# How to design an adjustable 5A current regulator with LM338?

I have recently taken interest in laser diodes, and I would like to drive one of them (NUBM08) without destroying it. Looking over the internet I learned there are many devices one can build to do this, one of which is called "linear regulator". Most times, the current regulator people use for these types of endeavors is one based on the LM317 voltage regulator. However, the datasheet of the NUBM08 states that its operating current is around 3A, with an operating voltage between 3.6 and 4.8V.

Now, the LM317 can't be used with more than 1.5A, so I thought I may simply substitute it with a higher rated LM338 which supports up to 5A.

With the LM317 swapped for the LM338. However I'm not sure of a few things:

1. If I want 3A on the diode, my "feedback resistor" (indicated as R1) should dissipate a power of 1.25V*3A=3.75W... do I really need such a high power rated resistor or is my logic incorrect? Also, the resistor should be 1.25V/3A≈0.4Ω... does that make sense? Could I use many resistors in series instead so that the voltage drop on each of them is smaller (and so smaller power dissipation)?
2. If I wanted to gradually adjust the current up to a max of 3A, my understanding is that I could add a potentiometer in series with R1 so that I can rotate the knob and gradually let the potentiometer's resistance go to zero, and then I can increase the current up to the max that R1 limits... But does this mean that also my potentiometer needs to be rated for at least 3.75W?
3. How do I make sure that the operating voltage of the diode stays within limits? I understand that I am fixing the current to be constant at 3A, but then I don't understand what will happen to the voltage, how do I make sure it doesn't exceed the 4.8V? I'm very confused about this point...

I apologize for the huge post but thank you do much to anyone who'll help me!

• If you have a 5 A load, you really, really shouldn't be using a linear regulator unless you have a very good reason to (e.g. noise considerations). Use a switching regulator. Commented May 7, 2022 at 14:11

I don't think you should be married to the LM338. From your first point you already know that this topology is guaranteed to be inefficient. Read e.g. AN-2157 Constant Current Constant Voltage Buck Converter With LM25085 for hints on a way to use a buck regulator in constant-current mode:

or more simply, pick out any high-current buck regulator with integrated current limit. This class of devices has an internal or external sense resistor and circuitry to control the buck waveform to limit the current accordingly. For an example see the AOZ2262NQI which has an external current limit setting resistor "ROCS":

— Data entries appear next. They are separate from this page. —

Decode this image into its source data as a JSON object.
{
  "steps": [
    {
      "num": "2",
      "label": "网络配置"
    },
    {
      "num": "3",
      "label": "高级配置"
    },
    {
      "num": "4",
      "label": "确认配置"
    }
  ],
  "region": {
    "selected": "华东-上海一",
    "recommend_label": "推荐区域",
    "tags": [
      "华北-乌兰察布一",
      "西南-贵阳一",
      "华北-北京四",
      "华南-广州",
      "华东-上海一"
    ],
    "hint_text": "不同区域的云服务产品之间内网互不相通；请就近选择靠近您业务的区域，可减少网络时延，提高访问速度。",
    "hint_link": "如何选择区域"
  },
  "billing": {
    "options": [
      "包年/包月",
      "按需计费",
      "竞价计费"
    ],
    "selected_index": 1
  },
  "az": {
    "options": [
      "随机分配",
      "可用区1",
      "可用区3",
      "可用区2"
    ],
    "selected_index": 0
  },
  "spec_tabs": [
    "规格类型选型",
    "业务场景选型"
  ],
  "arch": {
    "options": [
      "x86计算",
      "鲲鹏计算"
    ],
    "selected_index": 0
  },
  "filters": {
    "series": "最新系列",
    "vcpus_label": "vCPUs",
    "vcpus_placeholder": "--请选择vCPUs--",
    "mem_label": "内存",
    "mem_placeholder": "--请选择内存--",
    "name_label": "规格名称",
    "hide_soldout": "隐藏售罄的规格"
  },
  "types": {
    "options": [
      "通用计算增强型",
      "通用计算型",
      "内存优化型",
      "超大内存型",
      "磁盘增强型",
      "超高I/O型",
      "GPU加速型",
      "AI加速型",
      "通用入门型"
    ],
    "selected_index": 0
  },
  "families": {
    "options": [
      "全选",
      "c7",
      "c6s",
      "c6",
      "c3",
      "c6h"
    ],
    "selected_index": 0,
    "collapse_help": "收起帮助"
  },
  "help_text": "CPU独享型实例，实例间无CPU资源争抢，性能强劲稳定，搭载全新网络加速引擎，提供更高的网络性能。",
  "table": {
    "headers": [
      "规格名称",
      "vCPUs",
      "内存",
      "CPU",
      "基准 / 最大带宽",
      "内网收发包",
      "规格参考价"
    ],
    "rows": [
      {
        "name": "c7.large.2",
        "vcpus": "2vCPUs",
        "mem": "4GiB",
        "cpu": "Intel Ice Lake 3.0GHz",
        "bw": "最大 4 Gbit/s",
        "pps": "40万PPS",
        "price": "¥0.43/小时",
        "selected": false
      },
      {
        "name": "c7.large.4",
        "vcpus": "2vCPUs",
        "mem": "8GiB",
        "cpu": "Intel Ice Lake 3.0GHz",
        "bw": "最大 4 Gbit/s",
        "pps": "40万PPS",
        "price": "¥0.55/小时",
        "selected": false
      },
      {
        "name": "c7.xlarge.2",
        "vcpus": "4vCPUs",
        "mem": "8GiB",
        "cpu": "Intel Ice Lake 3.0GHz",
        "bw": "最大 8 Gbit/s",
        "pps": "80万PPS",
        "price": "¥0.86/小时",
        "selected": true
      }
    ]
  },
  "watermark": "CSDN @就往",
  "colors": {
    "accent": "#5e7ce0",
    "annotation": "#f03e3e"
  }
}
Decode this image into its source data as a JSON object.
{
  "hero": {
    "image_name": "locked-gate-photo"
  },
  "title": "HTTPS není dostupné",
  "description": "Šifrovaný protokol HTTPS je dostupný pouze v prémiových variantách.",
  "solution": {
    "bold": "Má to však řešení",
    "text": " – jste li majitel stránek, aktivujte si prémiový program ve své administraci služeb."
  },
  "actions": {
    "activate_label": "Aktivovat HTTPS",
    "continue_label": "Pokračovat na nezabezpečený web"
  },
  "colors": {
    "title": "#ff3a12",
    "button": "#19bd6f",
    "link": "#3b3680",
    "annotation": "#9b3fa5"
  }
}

For a current limit adjustable to 5A, you would have a resistor with a maximum of 4k.

• Thank you for your reply! I guess you have convinced me not to implement a linear regulator. However, the schematic you show seems quite complex for a beginner such as myself. Do you know if such a circuit can easily be implemented on a breadboard, for instance? I am not sure how I'd go about actually building what you showed... Commented May 7, 2022 at 16:16
• @RandomGuy Through-hole, highly-integrated buck-style LED drivers do exist Commented May 7, 2022 at 16:31

The LM338 will waste a lot of power. If you want an efficient constant current driver, why not use a LED driver chip?

This is the cheapest one on digikey. Voltage on the current sense resistor is 0.1V, so with a 33 mOhm resistor you will get 3A. The resistor will dissipate 0.3W, so a good choice would be three 1206 0R1 resistors in parallel, which is both cheaper and more flexible than one 0R033 resistor.

You'll need an inductor, about 3.3µH or 4.7µH with a saturation current above 4A, a >3A schottky diode for D1, a bunch of 10µF SMD X7R ceramic caps in parallel for C1, and a 5V logic level MOSFET with say <20mOhm RdsON, preferably in SMD for lower inductance and therefore smoother switching.

Power supply should be 5V 3A, and you'll need to pay good attention to the layout.

EDIT

The aliexpress module should work if it has a potentiometer to adjust output current. The capacitors on this are likely to be garbage though, so if they get too hot you can just solder some low-ESR caps on the input and output. Just scratch the soldermask on the back with an Xacto and stick a bunch of 10-22µF 1206 X7R ceramics in there:

...or if the extra thickness doesn't bother you, you can use some low-ESR aluminium caps. If you feel adventurous and don't want to pay \$8 postage for two 50c caps, electrolytic caps next to the CPU voltage regulator on an obsolete/dead PC motherboard are a good source.

• Comments are not for extended discussion; this conversation has been moved to chat. Commented May 9, 2022 at 17:57